  • Disease

    COVID-19
  • Known Financial Commitments (USD)

    $254,516.61
  • Funder

    UK Research and Innovation (UKRI)
  • Principle Investigator

    Pending
  • Research Location

    United Kingdom, Europe
  • Lead Research Institution

    University of Birmingham
  • Research Category

    Secondary impacts of disease, response & control measures

  • Research Subcategory

    Other secondary impacts

  • Special Interest Tags

    Gender

  • Study Subject

    Non-Clinical

  • Clinical Trial Details

    N/A

  • Broad Policy Alignment

    Pending

  • Age Group

    Not Applicable

  • Vulnerable Population

    Not applicable

  • Occupations of Interest

    Not applicable

Abstract

Emergency public health measures were implemented across the UK in early 2020 to suppress COVID-19 transmission; with major implications for ambient air quality (AQ). Well publicised satellite data have indicated associated reductions in air pollutant (AP) concentrations with potential benefits for human health; however ground-based measurements suggest more complex trends in UK cities. These events present a unique natural experimental opportunity to better understand environmental consequences arising from these measures and to apply this learning to future AQ intervention scenarios. Our research focus is Oxford (population ~155,000). Oxford has significant AQ and health inequity challenges, with the equivalent of 1 in 20 early deaths attributed to AP exposure. The City and County Councils plan to introduce a Zero Emissions Zone and enhanced Low Emission Zone from 2021 and to achieve carbon neutral status by 2030. Oxford is also a focal point for existing research activity, including NIHR, Defra, Highways England and Research England funded studies supporting a broad range of environmental and transport monitoring capabilities and existing research infrastructure, which we plan to utilise and repurpose for this study. We plan a 18 month study to integrate longitudinal data arising from multiple observational inputs (e.g. AQ, noise, smart roadside sensors) to enable robust evaluation of the positive and negative impacts of introduction, maintenance and removal of COVID-19 measures in Oxford City.
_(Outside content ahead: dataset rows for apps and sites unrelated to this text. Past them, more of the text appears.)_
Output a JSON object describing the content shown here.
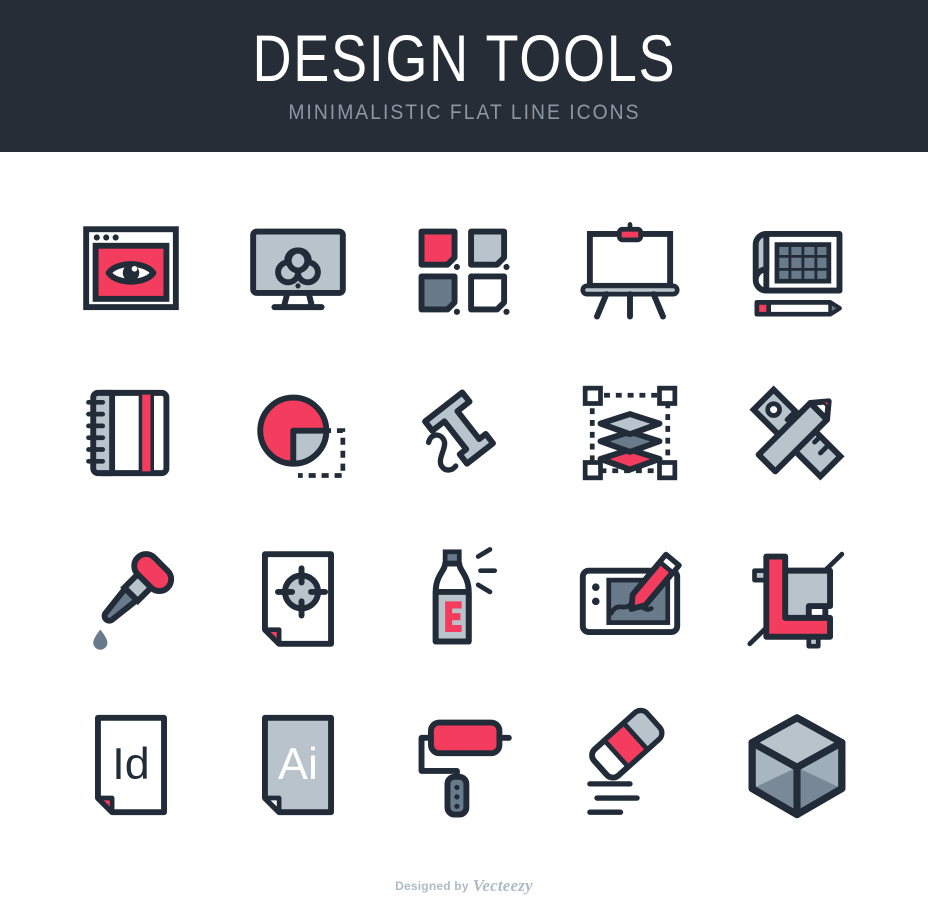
{
  "header": {
    "title": "DESIGN TOOLS",
    "subtitle": "MINIMALISTIC FLAT LINE ICONS",
    "background_color": "#262D36",
    "title_color": "#FFFFFF",
    "subtitle_color": "#8C98A4"
  },
  "palette": {
    "stroke": "#222B38",
    "red": "#F43D5E",
    "gray_light": "#B8C3CC",
    "gray_slate": "#697A8A",
    "white": "#FFFFFF",
    "page_background": "#FFFFFF"
  },
  "grid": {
    "columns": 5,
    "rows": 4,
    "count": 20
  },
  "icons": [
    {
      "index": 1,
      "name": "browser-eye-icon",
      "label": "Preview",
      "row": 1,
      "col": 1,
      "accent": "#F43D5E"
    },
    {
      "index": 2,
      "name": "monitor-infinity-icon",
      "label": "Infinite Canvas",
      "row": 1,
      "col": 2,
      "accent": "#B8C3CC"
    },
    {
      "index": 3,
      "name": "color-swatches-icon",
      "label": "Color Swatches",
      "row": 1,
      "col": 3,
      "accent": "#F43D5E"
    },
    {
      "index": 4,
      "name": "easel-icon",
      "label": "Easel",
      "row": 1,
      "col": 4,
      "accent": "#F43D5E"
    },
    {
      "index": 5,
      "name": "blueprint-pencil-icon",
      "label": "Blueprint",
      "row": 1,
      "col": 5,
      "accent": "#F43D5E"
    },
    {
      "index": 6,
      "name": "sketchbook-icon",
      "label": "Sketchbook",
      "row": 2,
      "col": 1,
      "accent": "#F43D5E"
    },
    {
      "index": 7,
      "name": "pie-chart-icon",
      "label": "Pie Chart",
      "row": 2,
      "col": 2,
      "accent": "#F43D5E"
    },
    {
      "index": 8,
      "name": "type-tool-icon",
      "label": "Type Tool",
      "row": 2,
      "col": 3,
      "accent": "#B8C3CC"
    },
    {
      "index": 9,
      "name": "layers-icon",
      "label": "Layers",
      "row": 2,
      "col": 4,
      "accent": "#F43D5E"
    },
    {
      "index": 10,
      "name": "ruler-pencil-icon",
      "label": "Ruler and Pencil",
      "row": 2,
      "col": 5,
      "accent": "#F43D5E"
    },
    {
      "index": 11,
      "name": "eyedropper-icon",
      "label": "Eyedropper",
      "row": 3,
      "col": 1,
      "accent": "#F43D5E"
    },
    {
      "index": 12,
      "name": "target-document-icon",
      "label": "Target Document",
      "row": 3,
      "col": 2,
      "accent": "#F43D5E"
    },
    {
      "index": 13,
      "name": "spray-can-icon",
      "label": "Spray Can",
      "row": 3,
      "col": 3,
      "accent": "#F43D5E"
    },
    {
      "index": 14,
      "name": "graphics-tablet-icon",
      "label": "Graphics Tablet",
      "row": 3,
      "col": 4,
      "accent": "#F43D5E"
    },
    {
      "index": 15,
      "name": "crop-tool-icon",
      "label": "Crop Tool",
      "row": 3,
      "col": 5,
      "accent": "#F43D5E"
    },
    {
      "index": 16,
      "name": "indesign-file-icon",
      "label": "Id",
      "row": 4,
      "col": 1,
      "accent": "#F43D5E"
    },
    {
      "index": 17,
      "name": "illustrator-file-icon",
      "label": "Ai",
      "row": 4,
      "col": 2,
      "accent": "#B8C3CC"
    },
    {
      "index": 18,
      "name": "paint-roller-icon",
      "label": "Paint Roller",
      "row": 4,
      "col": 3,
      "accent": "#F43D5E"
    },
    {
      "index": 19,
      "name": "eraser-icon",
      "label": "Eraser",
      "row": 4,
      "col": 4,
      "accent": "#F43D5E"
    },
    {
      "index": 20,
      "name": "cube-3d-icon",
      "label": "3D Cube",
      "row": 4,
      "col": 5,
      "accent": "#B8C3CC"
    }
  ],
  "file_badges": {
    "indesign": "Id",
    "illustrator": "Ai"
  },
  "footer": {
    "designed_by": "Designed by",
    "brand": "Vecteezy",
    "color": "#AEBBC6"
  }
}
The data we assimilate will be used to generate a series of AQ control scenarios and predicted health benefits, thereby informing and redefining council-led AQ policy and climate strategy.
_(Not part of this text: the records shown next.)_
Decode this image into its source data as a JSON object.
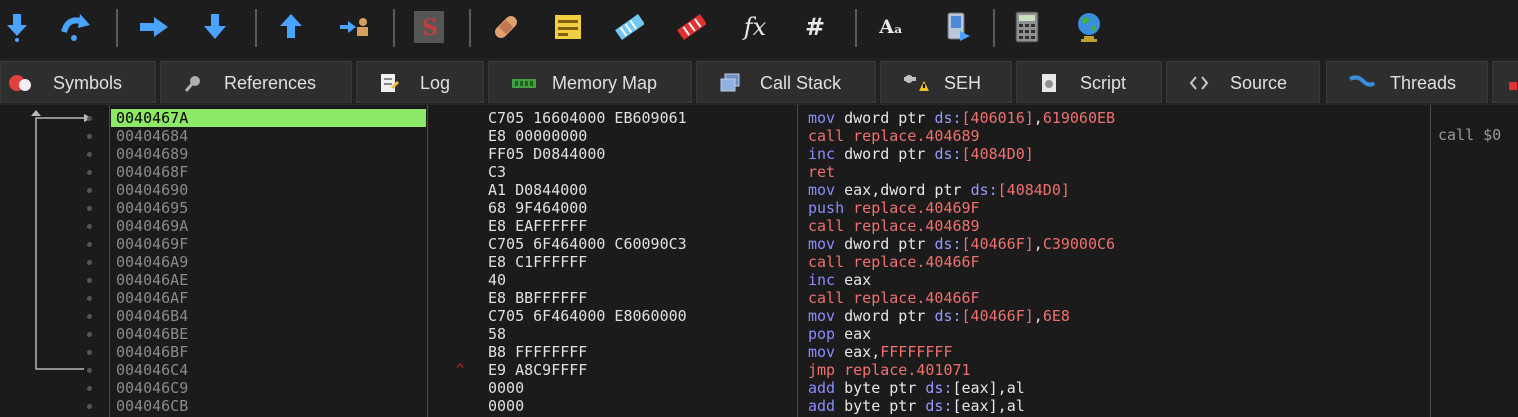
{
  "toolbar": {
    "icons": [
      "step-into-icon",
      "step-over-icon",
      "run-to-selection-icon",
      "trace-into-icon",
      "execute-till-return-icon",
      "run-to-user-code-icon",
      "scylla-icon",
      "patches-icon",
      "comments-icon",
      "labels-icon",
      "bookmarks-icon",
      "functions-icon",
      "variables-icon",
      "strings-icon",
      "device-icon",
      "calculator-icon",
      "web-globe-icon"
    ],
    "fx_label": "fx",
    "hash_label": "#",
    "font_label": "Aₐ"
  },
  "tabs": [
    {
      "label": "Symbols",
      "icon": "symbols-icon"
    },
    {
      "label": "References",
      "icon": "references-icon"
    },
    {
      "label": "Log",
      "icon": "log-icon"
    },
    {
      "label": "Memory Map",
      "icon": "memory-map-icon"
    },
    {
      "label": "Call Stack",
      "icon": "call-stack-icon"
    },
    {
      "label": "SEH",
      "icon": "seh-icon"
    },
    {
      "label": "Script",
      "icon": "script-icon"
    },
    {
      "label": "Source",
      "icon": "source-icon"
    },
    {
      "label": "Threads",
      "icon": "threads-icon"
    }
  ],
  "disassembly": {
    "selected_index": 0,
    "comment": "call $0",
    "rows": [
      {
        "addr": "0040467A",
        "bytes": "C705 16604000 EB609061",
        "mnem": "mov",
        "ptr": "dword ptr ",
        "seg": "ds:",
        "op1": "[406016]",
        "comma": ",",
        "op2": "619060EB"
      },
      {
        "addr": "00404684",
        "bytes": "E8 00000000",
        "mnem": "call",
        "op2": "replace.404689"
      },
      {
        "addr": "00404689",
        "bytes": "FF05 D0844000",
        "mnem": "inc",
        "ptr": "dword ptr ",
        "seg": "ds:",
        "op1": "[4084D0]"
      },
      {
        "addr": "0040468F",
        "bytes": "C3",
        "mnem": "ret"
      },
      {
        "addr": "00404690",
        "bytes": "A1 D0844000",
        "mnem": "mov",
        "ptr": "eax,dword ptr ",
        "seg": "ds:",
        "op1": "[4084D0]"
      },
      {
        "addr": "00404695",
        "bytes": "68 9F464000",
        "mnem": "push",
        "op2": "replace.40469F"
      },
      {
        "addr": "0040469A",
        "bytes": "E8 EAFFFFFF",
        "mnem": "call",
        "op2": "replace.404689"
      },
      {
        "addr": "0040469F",
        "bytes": "C705 6F464000 C60090C3",
        "mnem": "mov",
        "ptr": "dword ptr ",
        "seg": "ds:",
        "op1": "[40466F]",
        "comma": ",",
        "op2": "C39000C6"
      },
      {
        "addr": "004046A9",
        "bytes": "E8 C1FFFFFF",
        "mnem": "call",
        "op2": "replace.40466F"
      },
      {
        "addr": "004046AE",
        "bytes": "40",
        "mnem": "inc",
        "ptr": "eax"
      },
      {
        "addr": "004046AF",
        "bytes": "E8 BBFFFFFF",
        "mnem": "call",
        "op2": "replace.40466F"
      },
      {
        "addr": "004046B4",
        "bytes": "C705 6F464000 E8060000",
        "mnem": "mov",
        "ptr": "dword ptr ",
        "seg": "ds:",
        "op1": "[40466F]",
        "comma": ",",
        "op2": "6E8"
      },
      {
        "addr": "004046BE",
        "bytes": "58",
        "mnem": "pop",
        "ptr": "eax"
      },
      {
        "addr": "004046BF",
        "bytes": "B8 FFFFFFFF",
        "mnem": "mov",
        "ptr": "eax,",
        "op2": "FFFFFFFF"
      },
      {
        "addr": "004046C4",
        "bytes": "E9 A8C9FFFF",
        "mark": "^",
        "mnem": "jmp",
        "op2": "replace.401071"
      },
      {
        "addr": "004046C9",
        "bytes": "0000",
        "mnem": "add",
        "ptr": "byte ptr ",
        "seg": "ds:",
        "op1": "[eax]",
        "comma": ",",
        "op2b": "al"
      },
      {
        "addr": "004046CB",
        "bytes": "0000",
        "mnem": "add",
        "ptr": "byte ptr ",
        "seg": "ds:",
        "op1": "[eax]",
        "comma": ",",
        "op2b": "al"
      }
    ]
  },
  "colors": {
    "selection": "#8ee868",
    "mnemonic_call": "#f07070",
    "mnemonic_normal": "#8c8cff",
    "value": "#f07070"
  }
}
Publicationslinked via Europe PMC

Last Updated:40 minutes ago

View all publications at Europe PMC

Impacts of ambient air quality on acute asthma hospital admissions during the COVID-19 pandemic in Oxford City, UK: a time-series study.

The impact of COVID-19 public health restrictions on particulate matter pollution measured by a validated low-cost sensor network in Oxford, UK.

Impacts of emergency health protection measures upon air quality, traffic and public health: evidence from Oxford, UK.